Swirl the flask to ensure that all the pellets have dissolved. Shake the solution well until it has turned clear. Method Ensure that the burette is clamped into the burette stand and the tap on the burette is closed. Use a funnel to fill the burette with Sulphuric Acid, make sure that the meniscus is level with the zero mark. Use a funnel to fill the measuring cylinder to 25ml with Sodium Hydroxide Solution.
1.1 Title: Investigating Viscosity 1.2 Research Question: How does varying the temperature (15 C, 30 C, 45 C, 60 C, 75 C) of 300cm^3 of cooking oil affect its viscosity, calculated by measuring the average velocity of a steel ball weight of 5g, falling through a 300cm^3 glass tube (25 cm in length)? 1.3 Scientific background: The intermolecular forces between the liquid molecules affect the viscosity of a liquid. As temperature increases, the intermolecular forces are weakening and some of them are overcome. Thus, the viscosity of cooking oil will decrease with an increase in temperature. As the liquid is more viscous, the ball weight would be experiencing more resistance in its motion and would thus have a lower average velocity.

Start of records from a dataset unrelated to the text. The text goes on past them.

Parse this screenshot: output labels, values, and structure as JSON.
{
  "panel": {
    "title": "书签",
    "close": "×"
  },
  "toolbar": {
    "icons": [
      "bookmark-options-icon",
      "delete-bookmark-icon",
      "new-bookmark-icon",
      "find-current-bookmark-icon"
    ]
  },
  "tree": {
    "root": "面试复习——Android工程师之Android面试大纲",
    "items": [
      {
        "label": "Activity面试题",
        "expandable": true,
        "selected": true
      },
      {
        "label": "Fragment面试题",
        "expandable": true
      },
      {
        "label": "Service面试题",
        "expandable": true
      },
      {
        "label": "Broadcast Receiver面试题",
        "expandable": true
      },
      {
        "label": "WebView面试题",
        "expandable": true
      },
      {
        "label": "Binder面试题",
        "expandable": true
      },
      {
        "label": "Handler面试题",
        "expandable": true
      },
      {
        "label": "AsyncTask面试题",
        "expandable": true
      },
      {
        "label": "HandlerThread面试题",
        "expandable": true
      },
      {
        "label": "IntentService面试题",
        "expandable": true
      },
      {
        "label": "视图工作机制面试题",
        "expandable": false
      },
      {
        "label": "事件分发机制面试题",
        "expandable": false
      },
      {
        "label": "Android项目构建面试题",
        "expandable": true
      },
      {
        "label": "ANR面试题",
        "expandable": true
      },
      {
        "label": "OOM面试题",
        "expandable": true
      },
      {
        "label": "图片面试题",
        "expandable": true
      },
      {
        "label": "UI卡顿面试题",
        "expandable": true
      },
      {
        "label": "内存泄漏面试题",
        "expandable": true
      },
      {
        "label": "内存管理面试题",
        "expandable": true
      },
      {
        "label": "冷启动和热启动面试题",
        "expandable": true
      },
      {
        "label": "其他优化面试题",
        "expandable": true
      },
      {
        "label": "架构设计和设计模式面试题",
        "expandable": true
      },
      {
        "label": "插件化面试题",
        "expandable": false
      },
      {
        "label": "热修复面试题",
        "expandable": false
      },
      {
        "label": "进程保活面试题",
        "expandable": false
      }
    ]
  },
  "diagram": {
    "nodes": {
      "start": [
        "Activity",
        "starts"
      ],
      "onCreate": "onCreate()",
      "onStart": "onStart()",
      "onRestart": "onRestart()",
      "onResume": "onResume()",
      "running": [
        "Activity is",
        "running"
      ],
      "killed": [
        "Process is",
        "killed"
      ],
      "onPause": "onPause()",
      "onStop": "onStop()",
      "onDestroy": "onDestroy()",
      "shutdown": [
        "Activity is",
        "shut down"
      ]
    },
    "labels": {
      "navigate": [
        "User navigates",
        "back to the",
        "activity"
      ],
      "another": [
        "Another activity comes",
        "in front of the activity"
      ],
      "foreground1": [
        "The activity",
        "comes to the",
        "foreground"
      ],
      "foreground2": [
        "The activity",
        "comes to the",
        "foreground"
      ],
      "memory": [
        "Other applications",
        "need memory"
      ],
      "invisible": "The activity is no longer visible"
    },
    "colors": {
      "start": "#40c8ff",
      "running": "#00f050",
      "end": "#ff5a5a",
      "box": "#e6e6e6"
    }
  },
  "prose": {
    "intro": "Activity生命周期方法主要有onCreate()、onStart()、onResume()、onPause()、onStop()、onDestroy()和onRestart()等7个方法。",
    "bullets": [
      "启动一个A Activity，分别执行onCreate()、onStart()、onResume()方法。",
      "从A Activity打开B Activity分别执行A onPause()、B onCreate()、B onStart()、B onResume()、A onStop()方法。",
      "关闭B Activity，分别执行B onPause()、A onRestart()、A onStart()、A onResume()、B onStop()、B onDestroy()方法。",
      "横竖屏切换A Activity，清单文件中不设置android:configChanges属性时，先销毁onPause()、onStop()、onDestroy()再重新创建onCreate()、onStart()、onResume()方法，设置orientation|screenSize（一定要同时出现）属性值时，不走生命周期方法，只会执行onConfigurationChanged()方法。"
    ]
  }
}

In cold climates, a dryer is usually required to dehydrate the gas stream. The gas dryer, sometimes, is also necessary in warmer climates as well. Some gas dryers work at low compression pressure. To remove water vapors to extremely low levels, the molecular sieve adsorbent desiccants are used for gas dryers with low pressure. After a certain period of operations desiccants are required to be repaired or completely replaced by a new one as they have absorbed a huge amount of water contents in them and functioning capacity will be decreased, if not replaced.